PopCorners already dominate Northeast supermarkets, said Nardone, who sees room for more sales through wider grocery store distribution across the country.
This year, BFY Brands expects to surpass $100 million in net sales, up 50 percent since 2015.
All the recent growth means the company plans to add up to 100 workers to its 225-person Middletown plant and 25 more at the firm’s 300-worker Liberty facility.
BFY Brands also recently leased space at 45 Turner Drive from the Frassetto Companies’ recent on-spec development in the Town of Wallkill, and a new truck lot across from PopCorners’ Middletown factory at 79 Industrial Way.
“A nationally recognized Orange County company is thriving and growing and adding jobs — it’s economic development at its best,” said Maureen Halahan, president and CEO of the Orange County Partnership, a Goshen nonprofit that promotes economic development. “PopCorners are resonating with people because they’re guilt-free snacking.”
Indeed, with two-and-half grams of fat, and a calorie range between 90 and 120, PopCorners is far less fattening than many other snacks, Nardone said.
Consumers often struggle to identify healthy food, said Kelly Springer, founder of the Syracuse-area nutrition company Kelly’s Choice, which advises schools, workplaces and sports teams.
“We put these health halos around these types of foods that really aren’t that good for us,” Springer said.

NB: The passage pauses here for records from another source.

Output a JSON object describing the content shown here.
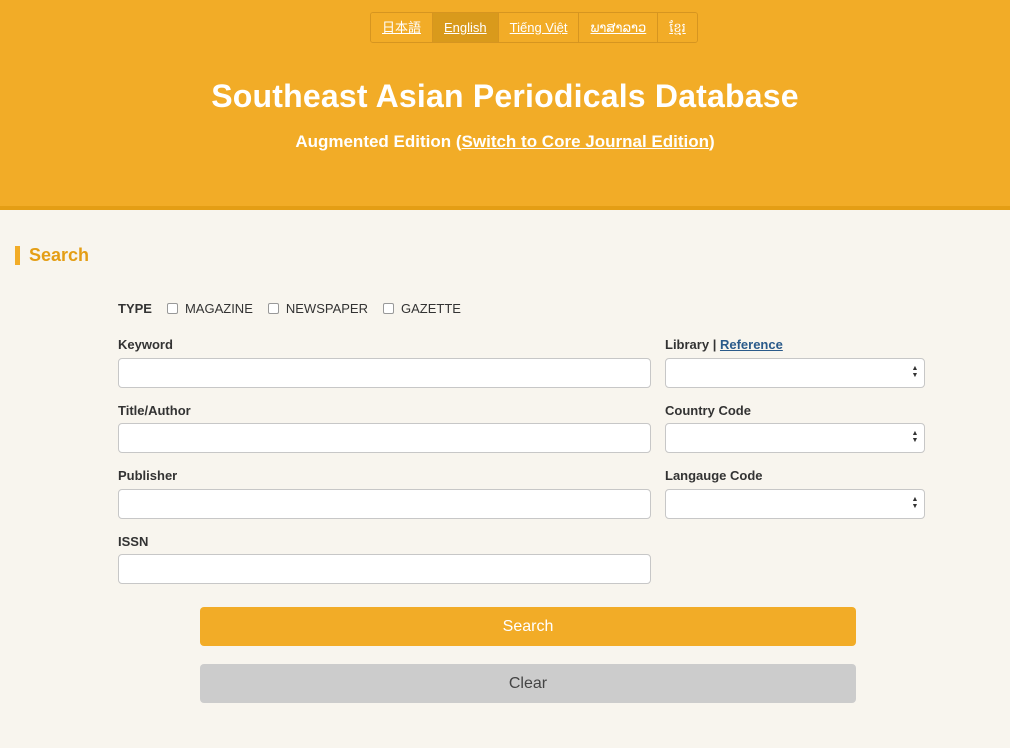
{
  "languages": [
    {
      "label": "日本語",
      "active": false
    },
    {
      "label": "English",
      "active": true
    },
    {
      "label": "Tiếng Việt",
      "active": false
    },
    {
      "label": "ພາສາລາວ",
      "active": false
    },
    {
      "label": "ខ្មែរ",
      "active": false
    }
  ],
  "header": {
    "title": "Southeast Asian Periodicals Database",
    "subtitle_prefix": "Augmented Edition (",
    "subtitle_link": "Switch to Core Journal Edition",
    "subtitle_suffix": ")"
  },
  "search": {
    "section_title": "Search",
    "type_label": "TYPE",
    "types": [
      "MAGAZINE",
      "NEWSPAPER",
      "GAZETTE"
    ],
    "keyword_label": "Keyword",
    "keyword_value": "",
    "title_author_label": "Title/Author",
    "title_author_value": "",
    "publisher_label": "Publisher",
    "publisher_value": "",
    "issn_label": "ISSN",
    "issn_value": "",
    "library_label": "Library",
    "library_separator": " | ",
    "reference_link": "Reference",
    "library_value": "",
    "country_code_label": "Country Code",
    "country_code_value": "",
    "language_code_label": "Langauge Code",
    "language_code_value": "",
    "search_button": "Search",
    "clear_button": "Clear"
  },
  "colors": {
    "accent": "#f2ac27",
    "accent_dark": "#e49e15",
    "background": "#f8f5ee",
    "clear_button": "#cccccc"
  }
}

But with just a few simple ingredients, including spices, oil and corn, “PopCorners bring us back to real food, not faux healthy food.”